[Website and app data records]
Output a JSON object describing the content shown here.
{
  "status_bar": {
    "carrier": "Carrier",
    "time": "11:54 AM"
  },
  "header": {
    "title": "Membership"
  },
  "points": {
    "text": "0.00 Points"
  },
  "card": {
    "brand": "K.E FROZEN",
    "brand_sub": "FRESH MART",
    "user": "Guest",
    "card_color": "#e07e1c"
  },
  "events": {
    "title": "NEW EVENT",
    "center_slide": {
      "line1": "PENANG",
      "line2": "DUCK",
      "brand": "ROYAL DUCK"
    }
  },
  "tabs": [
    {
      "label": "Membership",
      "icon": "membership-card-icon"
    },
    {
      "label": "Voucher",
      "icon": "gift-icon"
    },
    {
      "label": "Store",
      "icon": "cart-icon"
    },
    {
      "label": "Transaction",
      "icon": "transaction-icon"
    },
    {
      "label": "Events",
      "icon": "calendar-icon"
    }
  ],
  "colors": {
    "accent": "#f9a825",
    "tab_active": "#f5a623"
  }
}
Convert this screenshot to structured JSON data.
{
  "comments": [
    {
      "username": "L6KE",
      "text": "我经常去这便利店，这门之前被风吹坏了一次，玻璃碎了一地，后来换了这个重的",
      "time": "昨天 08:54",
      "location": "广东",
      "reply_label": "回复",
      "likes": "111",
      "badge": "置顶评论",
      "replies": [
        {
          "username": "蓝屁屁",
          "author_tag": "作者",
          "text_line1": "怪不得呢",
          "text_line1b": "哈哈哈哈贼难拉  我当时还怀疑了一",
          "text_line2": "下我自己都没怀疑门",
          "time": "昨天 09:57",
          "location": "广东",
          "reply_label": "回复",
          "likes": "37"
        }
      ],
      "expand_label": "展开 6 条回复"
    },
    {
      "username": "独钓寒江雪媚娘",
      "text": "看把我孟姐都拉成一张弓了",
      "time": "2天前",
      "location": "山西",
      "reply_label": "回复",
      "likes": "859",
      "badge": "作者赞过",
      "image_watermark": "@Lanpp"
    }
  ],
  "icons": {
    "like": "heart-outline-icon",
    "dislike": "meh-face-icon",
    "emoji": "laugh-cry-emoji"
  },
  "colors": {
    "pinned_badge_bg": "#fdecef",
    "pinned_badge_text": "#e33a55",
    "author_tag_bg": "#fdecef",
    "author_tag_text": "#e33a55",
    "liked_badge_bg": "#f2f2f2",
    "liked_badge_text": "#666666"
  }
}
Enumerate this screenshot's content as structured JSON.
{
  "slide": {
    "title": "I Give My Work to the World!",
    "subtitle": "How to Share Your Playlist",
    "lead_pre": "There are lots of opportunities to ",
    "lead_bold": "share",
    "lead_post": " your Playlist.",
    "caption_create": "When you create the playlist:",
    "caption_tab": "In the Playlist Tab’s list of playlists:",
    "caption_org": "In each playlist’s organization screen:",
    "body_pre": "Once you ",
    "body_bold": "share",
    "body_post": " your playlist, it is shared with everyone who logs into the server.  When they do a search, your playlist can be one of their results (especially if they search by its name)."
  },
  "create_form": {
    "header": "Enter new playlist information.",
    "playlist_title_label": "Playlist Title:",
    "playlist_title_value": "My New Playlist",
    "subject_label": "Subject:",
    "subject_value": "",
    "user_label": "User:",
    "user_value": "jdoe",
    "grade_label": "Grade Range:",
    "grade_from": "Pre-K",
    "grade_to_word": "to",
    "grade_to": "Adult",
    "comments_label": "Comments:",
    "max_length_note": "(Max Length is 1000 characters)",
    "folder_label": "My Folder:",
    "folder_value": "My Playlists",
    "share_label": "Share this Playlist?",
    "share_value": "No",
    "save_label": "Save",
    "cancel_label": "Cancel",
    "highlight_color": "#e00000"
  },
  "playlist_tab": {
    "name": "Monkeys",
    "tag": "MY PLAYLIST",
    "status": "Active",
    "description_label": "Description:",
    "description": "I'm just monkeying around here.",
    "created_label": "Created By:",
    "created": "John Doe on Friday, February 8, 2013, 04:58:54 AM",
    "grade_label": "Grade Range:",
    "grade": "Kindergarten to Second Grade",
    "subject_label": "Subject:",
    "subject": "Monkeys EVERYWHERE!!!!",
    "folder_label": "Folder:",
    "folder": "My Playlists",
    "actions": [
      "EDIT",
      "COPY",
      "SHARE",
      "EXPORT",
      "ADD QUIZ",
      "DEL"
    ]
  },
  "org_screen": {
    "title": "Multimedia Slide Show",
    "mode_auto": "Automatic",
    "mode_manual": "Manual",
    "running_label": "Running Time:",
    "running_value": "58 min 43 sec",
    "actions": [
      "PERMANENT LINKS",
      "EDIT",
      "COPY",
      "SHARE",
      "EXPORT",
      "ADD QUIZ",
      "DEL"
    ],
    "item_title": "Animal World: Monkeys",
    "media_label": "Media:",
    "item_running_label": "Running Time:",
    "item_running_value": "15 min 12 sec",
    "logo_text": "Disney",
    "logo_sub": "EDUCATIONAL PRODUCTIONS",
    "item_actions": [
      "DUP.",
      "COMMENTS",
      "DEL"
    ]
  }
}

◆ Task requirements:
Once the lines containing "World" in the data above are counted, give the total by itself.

◆ Task output:
2